In response to a request from staff to ameliorate sterile environments, a series of flora and fauna watercolour paintings, transferred to decal, have been installed in patient facing areas across St Vincent’s Health Network Sydney (SVHS).
The recent renovation of the Emergency Department(ED) at SVHS in Darlinghurst, connects ED, Psychiatric and Drug and Alcohol services to better manage and treat the complexity of patients presenting to ED. With a heavy focus on prioritising safety measures, the rooms have been designed in a minimalist way, with stark white walls and weighted “no-throw” furniture.
Staff approached the Director of Mission and Inclusive Health and the art curator in the hope artworks could be added to create a more welcoming environment. Traditional artworks were not possible due to the potential to be weaponised and difficult to clean, so decals were suggested as a means to add imagery while meeting clinical and risk restrictions.
It was decided to use plant imagery on the decals after reviewing the research on the inclusion of biophilia in the health setting. This research conclusively shows the benefits, but clinical and practical requirements do not often allow the incorporation of plants in hospital spaces.
The art curator invited artist Jen McLennan and staff from the newly built Psychiatric and Emergency Care Centre (PECC) to undertake a co design session to determine plant type, colour palette, tone, size and inclusion of fauna. The workshop, designed in part by an engagement design specialist, encouraged participants to link emotive experiences to plant types and colour palettes. The process led to the project focusing on Australian native flora with a blue toned colour palette of leafy plants for the psychiatric areas, while colourful elements including flowers, native birds and butterflies could be used in other spaces.

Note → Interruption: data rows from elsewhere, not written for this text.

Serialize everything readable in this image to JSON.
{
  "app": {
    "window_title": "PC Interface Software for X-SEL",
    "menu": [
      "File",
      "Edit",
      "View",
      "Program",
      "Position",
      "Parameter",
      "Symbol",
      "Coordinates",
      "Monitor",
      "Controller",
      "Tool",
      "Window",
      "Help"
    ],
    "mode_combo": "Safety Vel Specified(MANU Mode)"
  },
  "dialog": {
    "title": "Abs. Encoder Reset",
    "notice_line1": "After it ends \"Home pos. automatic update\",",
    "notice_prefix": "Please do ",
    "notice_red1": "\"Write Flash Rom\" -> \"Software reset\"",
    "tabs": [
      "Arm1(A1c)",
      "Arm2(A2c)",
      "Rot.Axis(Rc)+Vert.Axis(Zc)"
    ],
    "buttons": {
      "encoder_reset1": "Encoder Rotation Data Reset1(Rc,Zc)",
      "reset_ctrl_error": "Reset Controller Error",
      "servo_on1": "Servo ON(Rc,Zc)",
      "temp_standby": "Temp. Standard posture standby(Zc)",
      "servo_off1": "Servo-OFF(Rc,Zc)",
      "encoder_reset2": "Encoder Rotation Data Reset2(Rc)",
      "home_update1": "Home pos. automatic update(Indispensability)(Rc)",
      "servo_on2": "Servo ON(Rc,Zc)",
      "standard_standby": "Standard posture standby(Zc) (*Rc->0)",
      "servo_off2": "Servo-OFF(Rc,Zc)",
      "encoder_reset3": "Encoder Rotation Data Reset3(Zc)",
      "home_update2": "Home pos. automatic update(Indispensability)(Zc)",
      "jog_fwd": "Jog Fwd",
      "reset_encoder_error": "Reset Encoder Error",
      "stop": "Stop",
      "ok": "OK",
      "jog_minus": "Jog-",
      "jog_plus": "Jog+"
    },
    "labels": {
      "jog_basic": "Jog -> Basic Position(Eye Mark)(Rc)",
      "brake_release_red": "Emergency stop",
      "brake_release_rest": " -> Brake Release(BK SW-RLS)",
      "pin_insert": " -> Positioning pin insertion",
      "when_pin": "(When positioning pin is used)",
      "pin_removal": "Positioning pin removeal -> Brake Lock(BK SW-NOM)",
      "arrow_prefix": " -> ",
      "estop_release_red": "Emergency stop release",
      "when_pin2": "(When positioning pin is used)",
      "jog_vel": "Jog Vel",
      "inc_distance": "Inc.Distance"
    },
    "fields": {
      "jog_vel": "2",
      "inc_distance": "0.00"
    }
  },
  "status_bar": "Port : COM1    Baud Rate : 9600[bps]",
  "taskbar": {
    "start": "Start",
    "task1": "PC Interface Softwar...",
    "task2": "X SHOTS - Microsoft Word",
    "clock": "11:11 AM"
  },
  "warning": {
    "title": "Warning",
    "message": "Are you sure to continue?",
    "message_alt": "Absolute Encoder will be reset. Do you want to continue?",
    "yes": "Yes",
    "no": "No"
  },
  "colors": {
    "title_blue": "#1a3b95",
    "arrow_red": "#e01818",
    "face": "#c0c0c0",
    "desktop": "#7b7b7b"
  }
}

27 individual plants, bird and butterfly images were painted, scanned and printed on clear vinyl, which can be installed as individual pieces or combined to create a natural scene. The project to date has been installed in PECC Safe Assessment Space and interview rooms, Outpatients transfusion rooms, Immunology Outpatients examination rooms, podiatry rooms, St Joseph’s Auburn waiting room and the mobile clinic van. As more spaces within the health network utilise the images created from this project, and patients and staff have had time to register the effects and impact of the work, an evaluation survey will be implemented. This will aim to better measure the potential wellbeing outcomes from the incorporation of biophilic imagery that meets risk and clinical requirements.